From here on, the murder mystery kicks in and the rather charming comedic episodes come crashing to a halt in favour of a second rate film noir pastiche. That’s not to say that the film loses it’s way, as luckily the characters (and Jack Carson’s central performance) are drawn so well that they remain engaging. It’s just that it’s all been done before (mostly by Bob Hope) and for the most part done better. What potential the movie had a comic vehicle is somewhat hampered until the climax. Carson still manages some nice moments though, in particular his discomfort at being seduced by the film’s femme fatale. When asked if he reads comic books, his innocent yet triumphant “Of course I do, everybody does!” is a rallying call to all young at heart dreamers.
The final scene takes place in a school and features a big showdown between Carson with his Captain Marvel fan club and a bunch of mobsters. On its own the scene is a tour de force example of the work of Frank Tashlin with its manic energy, silly visual gags, ridiculous props and camera tricks. It’s simultaneously very funny and really rather irritating unless I’d imagine you are a big fan of Tashlin’s work (I can take him in small doses). However, there are some great ideas as the fight works it’s way through the different rooms of the schoolhouse. The music room sees trombones, harps and cymbals being used as weapons (again, this scene is probably something Lloyd and his contemporaries could have developed into a couple of reels). In shop class Carson fights off the mobsters with saws and rulers until inexplicably an unruly buzz saw escapes and chases people round the swimming pool like a shark! The kids arrive to save the day (and in a nice touch, so does the ice cream loving doggie from the beginning!) and chant the Captain Marvel code word as they dispatch the villains.
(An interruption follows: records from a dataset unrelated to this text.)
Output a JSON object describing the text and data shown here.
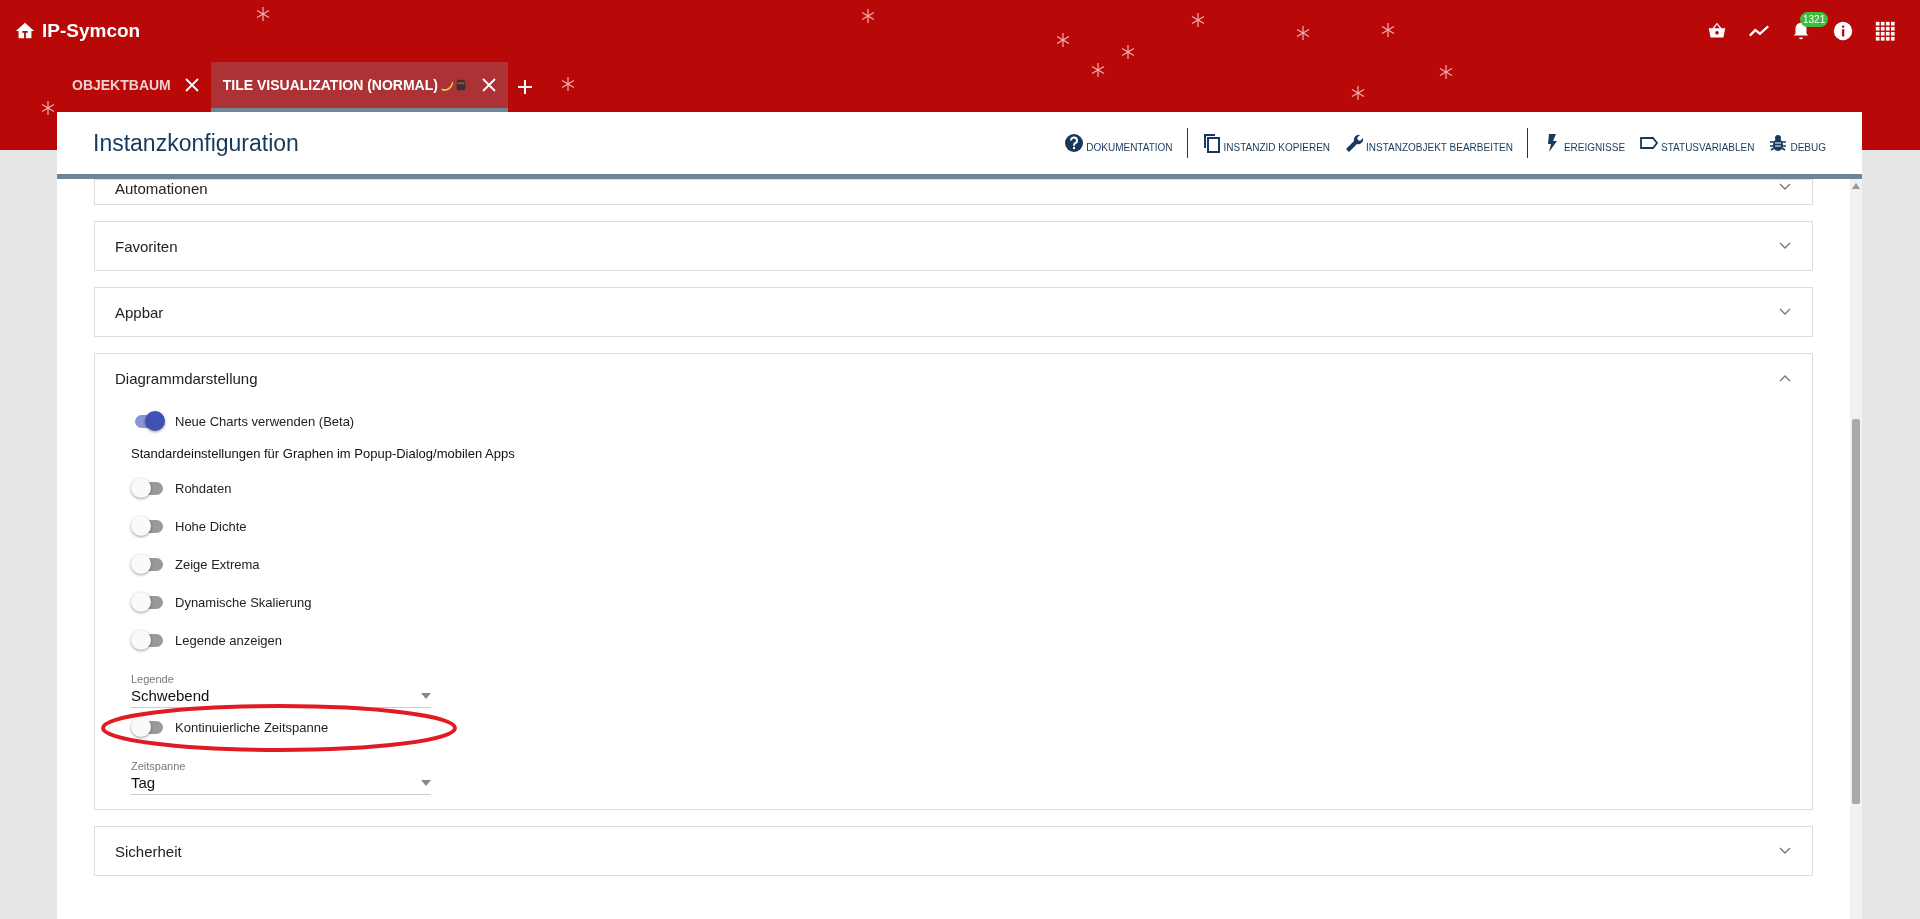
{
  "app": {
    "title": "IP-Symcon",
    "notification_count": "1321"
  },
  "tabs": [
    {
      "label": "OBJEKTBAUM",
      "selected": false
    },
    {
      "label": "TILE VISUALIZATION (NORMAL)",
      "selected": true,
      "emoji": true
    }
  ],
  "dialog": {
    "title": "Instanzkonfiguration",
    "actions": [
      {
        "label": "DOKUMENTATION",
        "kind": "help",
        "divider_after": true
      },
      {
        "label": "INSTANZID KOPIEREN",
        "kind": "copy",
        "divider_after": false
      },
      {
        "label": "INSTANZOBJEKT BEARBEITEN",
        "kind": "wrench",
        "divider_after": true
      },
      {
        "label": "EREIGNISSE",
        "kind": "bolt",
        "divider_after": false
      },
      {
        "label": "STATUSVARIABLEN",
        "kind": "tag",
        "divider_after": false
      },
      {
        "label": "DEBUG",
        "kind": "bug",
        "divider_after": false
      }
    ]
  },
  "sections": [
    {
      "title": "Automationen",
      "expanded": false,
      "clipped": true
    },
    {
      "title": "Favoriten",
      "expanded": false
    },
    {
      "title": "Appbar",
      "expanded": false
    },
    {
      "title": "Diagrammdarstellung",
      "expanded": true,
      "controls": [
        {
          "kind": "toggle",
          "label": "Neue Charts verwenden (Beta)",
          "checked": true
        },
        {
          "kind": "heading",
          "label": "Standardeinstellungen für Graphen im Popup-Dialog/mobilen Apps"
        },
        {
          "kind": "toggle",
          "label": "Rohdaten",
          "checked": false
        },
        {
          "kind": "toggle",
          "label": "Hohe Dichte",
          "checked": false
        },
        {
          "kind": "toggle",
          "label": "Zeige Extrema",
          "checked": false
        },
        {
          "kind": "toggle",
          "label": "Dynamische Skalierung",
          "checked": false
        },
        {
          "kind": "toggle",
          "label": "Legende anzeigen",
          "checked": false
        },
        {
          "kind": "select",
          "label": "Legende",
          "value": "Schwebend"
        },
        {
          "kind": "toggle",
          "label": "Kontinuierliche Zeitspanne",
          "checked": false,
          "highlighted": true
        },
        {
          "kind": "select",
          "label": "Zeitspanne",
          "value": "Tag"
        }
      ]
    },
    {
      "title": "Sicherheit",
      "expanded": false
    }
  ]
}
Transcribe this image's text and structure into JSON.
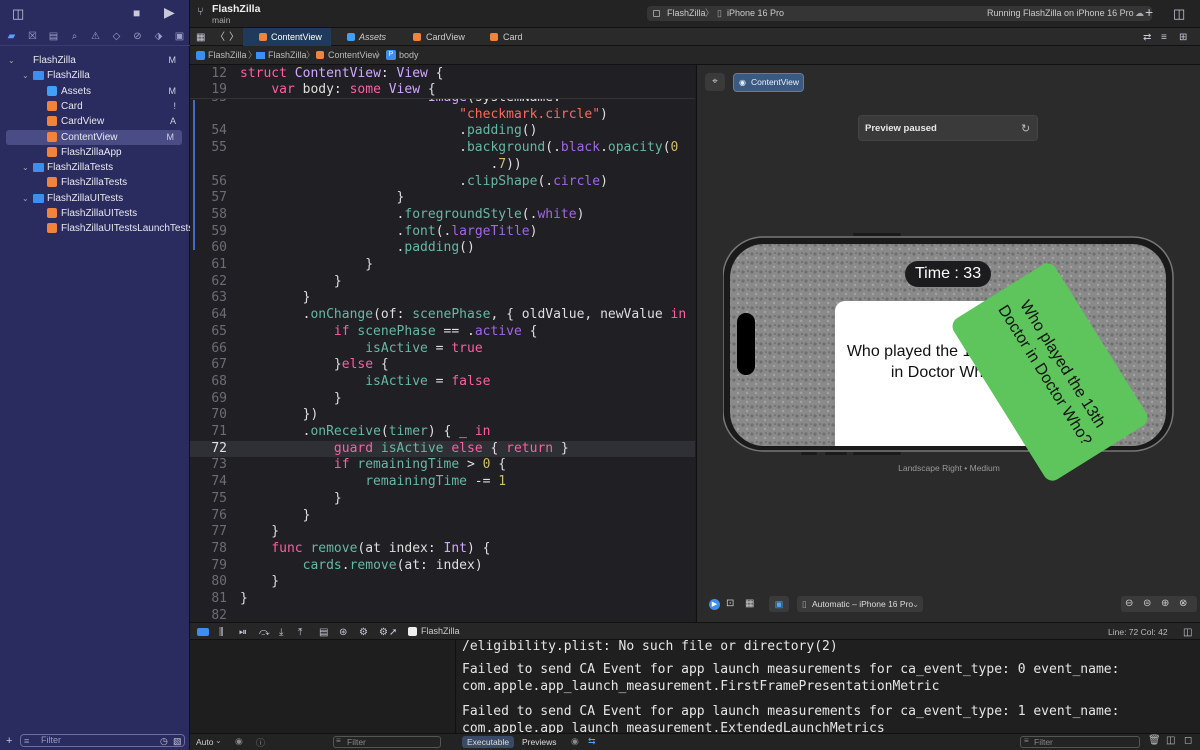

Naturally the whole thing ends up with a massive custard pie fight (what else?) and much speeded up camera work. Proceedings are enlivened by the appearance of a donkey in a Captain Marvel outfit and more of the ice cream loving dogs. Come on, who can't resist a donkey in a cape?! By the end there is so much going on and the music has reached such a frantic crescendo that I felt like I needed a quiet sit down in a darkened room to recover from it all. It’s certainly a well built sequence but sadly very far removed from the gentle character comedy of the opening scenes. However, it was 1950, so what else could you expect? The film is certainly a mish-mash of ideas and styles, but luckily it’s all firmly held together by Jack Carson playing perhaps his quintessential comic role.
I always wondered if The Good Humor Man was ever considered a pilot for a series of Jack Carson films. Certainly, his unique comic persona was arguably never distilled better, and a series of vocational comedies exploiting this character (even written by Frank Tashlin) could have been very interesting and probably funny too. Sadly, it was not to be, but Jack Carson continued on with his career after The Good Humor Man and enjoyed many, many great moments, both comic and dramatic until his untimely death in 1963. I hopefully will continue to catch him unexpectedly in films, lending an air of assured quality to each production and despite often playing the bad guy, remaining one of the screen’s undeniably likeable personas. And by the way, don’t forget your Captain Marvel fan club secret code word – “Niatpac Levram!”